── RECORDS FOR THE TASK

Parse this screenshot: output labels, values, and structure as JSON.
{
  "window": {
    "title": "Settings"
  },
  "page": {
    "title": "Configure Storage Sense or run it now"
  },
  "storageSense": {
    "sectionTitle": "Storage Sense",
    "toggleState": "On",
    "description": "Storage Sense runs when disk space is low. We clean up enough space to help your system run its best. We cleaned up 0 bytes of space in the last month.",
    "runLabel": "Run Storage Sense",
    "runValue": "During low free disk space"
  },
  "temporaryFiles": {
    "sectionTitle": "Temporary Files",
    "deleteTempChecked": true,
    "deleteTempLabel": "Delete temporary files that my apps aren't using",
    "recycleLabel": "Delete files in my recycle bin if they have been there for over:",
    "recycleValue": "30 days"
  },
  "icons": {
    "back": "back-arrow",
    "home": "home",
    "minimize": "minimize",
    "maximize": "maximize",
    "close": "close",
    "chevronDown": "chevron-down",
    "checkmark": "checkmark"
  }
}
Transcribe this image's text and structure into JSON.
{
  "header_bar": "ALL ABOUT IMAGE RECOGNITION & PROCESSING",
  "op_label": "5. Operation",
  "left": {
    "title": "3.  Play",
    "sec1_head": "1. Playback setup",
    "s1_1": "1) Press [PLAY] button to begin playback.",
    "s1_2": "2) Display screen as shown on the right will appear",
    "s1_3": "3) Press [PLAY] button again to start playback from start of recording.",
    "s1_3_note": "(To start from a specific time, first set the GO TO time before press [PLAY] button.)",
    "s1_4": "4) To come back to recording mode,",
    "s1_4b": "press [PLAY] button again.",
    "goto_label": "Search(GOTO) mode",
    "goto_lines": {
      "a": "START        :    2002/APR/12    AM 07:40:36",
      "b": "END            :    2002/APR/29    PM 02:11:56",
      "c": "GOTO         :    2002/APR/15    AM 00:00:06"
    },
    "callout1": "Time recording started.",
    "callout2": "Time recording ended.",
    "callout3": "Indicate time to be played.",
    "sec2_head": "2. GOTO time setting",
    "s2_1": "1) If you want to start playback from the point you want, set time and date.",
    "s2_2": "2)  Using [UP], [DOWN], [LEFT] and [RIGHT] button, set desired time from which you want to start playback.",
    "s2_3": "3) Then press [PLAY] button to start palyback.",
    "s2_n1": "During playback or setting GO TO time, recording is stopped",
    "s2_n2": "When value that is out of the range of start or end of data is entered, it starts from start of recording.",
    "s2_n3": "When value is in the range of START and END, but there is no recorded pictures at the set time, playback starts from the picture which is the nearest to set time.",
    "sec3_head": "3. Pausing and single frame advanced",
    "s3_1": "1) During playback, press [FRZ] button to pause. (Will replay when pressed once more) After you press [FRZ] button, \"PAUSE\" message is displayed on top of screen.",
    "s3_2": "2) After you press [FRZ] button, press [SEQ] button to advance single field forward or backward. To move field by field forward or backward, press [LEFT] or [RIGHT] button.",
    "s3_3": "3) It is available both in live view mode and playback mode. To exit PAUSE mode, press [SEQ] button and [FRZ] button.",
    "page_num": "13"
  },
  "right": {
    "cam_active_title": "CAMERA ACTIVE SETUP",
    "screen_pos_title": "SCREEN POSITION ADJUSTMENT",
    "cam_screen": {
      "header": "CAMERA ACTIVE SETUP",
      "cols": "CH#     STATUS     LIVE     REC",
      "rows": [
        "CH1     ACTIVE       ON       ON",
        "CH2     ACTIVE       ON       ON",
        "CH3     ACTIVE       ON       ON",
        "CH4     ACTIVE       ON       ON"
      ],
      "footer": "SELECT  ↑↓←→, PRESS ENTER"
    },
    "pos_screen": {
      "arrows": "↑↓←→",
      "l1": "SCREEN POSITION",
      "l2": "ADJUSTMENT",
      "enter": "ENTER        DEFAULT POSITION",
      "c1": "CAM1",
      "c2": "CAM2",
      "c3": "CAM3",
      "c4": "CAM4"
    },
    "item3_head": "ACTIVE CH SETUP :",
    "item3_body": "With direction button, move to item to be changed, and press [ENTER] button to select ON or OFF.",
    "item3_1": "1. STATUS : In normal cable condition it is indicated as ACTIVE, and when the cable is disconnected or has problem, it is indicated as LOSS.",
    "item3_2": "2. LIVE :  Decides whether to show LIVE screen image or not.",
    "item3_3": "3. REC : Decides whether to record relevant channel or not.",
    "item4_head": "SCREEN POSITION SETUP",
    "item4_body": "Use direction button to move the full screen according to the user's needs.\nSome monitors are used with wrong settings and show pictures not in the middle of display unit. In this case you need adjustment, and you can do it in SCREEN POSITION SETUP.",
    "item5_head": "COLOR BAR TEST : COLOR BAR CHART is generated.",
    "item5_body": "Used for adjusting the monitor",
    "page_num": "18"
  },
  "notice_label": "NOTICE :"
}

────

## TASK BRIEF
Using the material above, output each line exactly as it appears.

## YOUR SOLUTION
Parse this screenshot: output labels, values, and structure as JSON.
{
  "window": {
    "title": "Settings"
  },
  "page": {
    "title": "Configure Storage Sense or run it now"
  },
  "storageSense": {
    "sectionTitle": "Storage Sense",
    "toggleState": "On",
    "description": "Storage Sense runs when disk space is low. We clean up enough space to help your system run its best. We cleaned up 0 bytes of space in the last month.",
    "runLabel": "Run Storage Sense",
    "runValue": "During low free disk space"
  },
  "temporaryFiles": {
    "sectionTitle": "Temporary Files",
    "deleteTempChecked": true,
    "deleteTempLabel": "Delete temporary files that my apps aren't using",
    "recycleLabel": "Delete files in my recycle bin if they have been there for over:",
    "recycleValue": "30 days"
  },
  "icons": {
    "back": "back-arrow",
    "home": "home",
    "minimize": "minimize",
    "maximize": "maximize",
    "close": "close",
    "chevronDown": "chevron-down",
    "checkmark": "checkmark"
  }
}
Transcribe this image's text and structure into JSON.
{
  "header_bar": "ALL ABOUT IMAGE RECOGNITION & PROCESSING",
  "op_label": "5. Operation",
  "left": {
    "title": "3.  Play",
    "sec1_head": "1. Playback setup",
    "s1_1": "1) Press [PLAY] button to begin playback.",
    "s1_2": "2) Display screen as shown on the right will appear",
    "s1_3": "3) Press [PLAY] button again to start playback from start of recording.",
    "s1_3_note": "(To start from a specific time, first set the GO TO time before press [PLAY] button.)",
    "s1_4": "4) To come back to recording mode,",
    "s1_4b": "press [PLAY] button again.",
    "goto_label": "Search(GOTO) mode",
    "goto_lines": {
      "a": "START        :    2002/APR/12    AM 07:40:36",
      "b": "END            :    2002/APR/29    PM 02:11:56",
      "c": "GOTO         :    2002/APR/15    AM 00:00:06"
    },
    "callout1": "Time recording started.",
    "callout2": "Time recording ended.",
    "callout3": "Indicate time to be played.",
    "sec2_head": "2. GOTO time setting",
    "s2_1": "1) If you want to start playback from the point you want, set time and date.",
    "s2_2": "2)  Using [UP], [DOWN], [LEFT] and [RIGHT] button, set desired time from which you want to start playback.",
    "s2_3": "3) Then press [PLAY] button to start palyback.",
    "s2_n1": "During playback or setting GO TO time, recording is stopped",
    "s2_n2": "When value that is out of the range of start or end of data is entered, it starts from start of recording.",
    "s2_n3": "When value is in the range of START and END, but there is no recorded pictures at the set time, playback starts from the picture which is the nearest to set time.",
    "sec3_head": "3. Pausing and single frame advanced",
    "s3_1": "1) During playback, press [FRZ] button to pause. (Will replay when pressed once more) After you press [FRZ] button, \"PAUSE\" message is displayed on top of screen.",
    "s3_2": "2) After you press [FRZ] button, press [SEQ] button to advance single field forward or backward. To move field by field forward or backward, press [LEFT] or [RIGHT] button.",
    "s3_3": "3) It is available both in live view mode and playback mode. To exit PAUSE mode, press [SEQ] button and [FRZ] button.",
    "page_num": "13"
  },
  "right": {
    "cam_active_title": "CAMERA ACTIVE SETUP",
    "screen_pos_title": "SCREEN POSITION ADJUSTMENT",
    "cam_screen": {
      "header": "CAMERA ACTIVE SETUP",
      "cols": "CH#     STATUS     LIVE     REC",
      "rows": [
        "CH1     ACTIVE       ON       ON",
        "CH2     ACTIVE       ON       ON",
        "CH3     ACTIVE       ON       ON",
        "CH4     ACTIVE       ON       ON"
      ],
      "footer": "SELECT  ↑↓←→, PRESS ENTER"
    },
    "pos_screen": {
      "arrows": "↑↓←→",
      "l1": "SCREEN POSITION",
      "l2": "ADJUSTMENT",
      "enter": "ENTER        DEFAULT POSITION",
      "c1": "CAM1",
      "c2": "CAM2",
      "c3": "CAM3",
      "c4": "CAM4"
    },
    "item3_head": "ACTIVE CH SETUP :",
    "item3_body": "With direction button, move to item to be changed, and press [ENTER] button to select ON or OFF.",
    "item3_1": "1. STATUS : In normal cable condition it is indicated as ACTIVE, and when the cable is disconnected or has problem, it is indicated as LOSS.",
    "item3_2": "2. LIVE :  Decides whether to show LIVE screen image or not.",
    "item3_3": "3. REC : Decides whether to record relevant channel or not.",
    "item4_head": "SCREEN POSITION SETUP",
    "item4_body": "Use direction button to move the full screen according to the user's needs.\nSome monitors are used with wrong settings and show pictures not in the middle of display unit. In this case you need adjustment, and you can do it in SCREEN POSITION SETUP.",
    "item5_head": "COLOR BAR TEST : COLOR BAR CHART is generated.",
    "item5_body": "Used for adjusting the monitor",
    "page_num": "18"
  },
  "notice_label": "NOTICE :"
}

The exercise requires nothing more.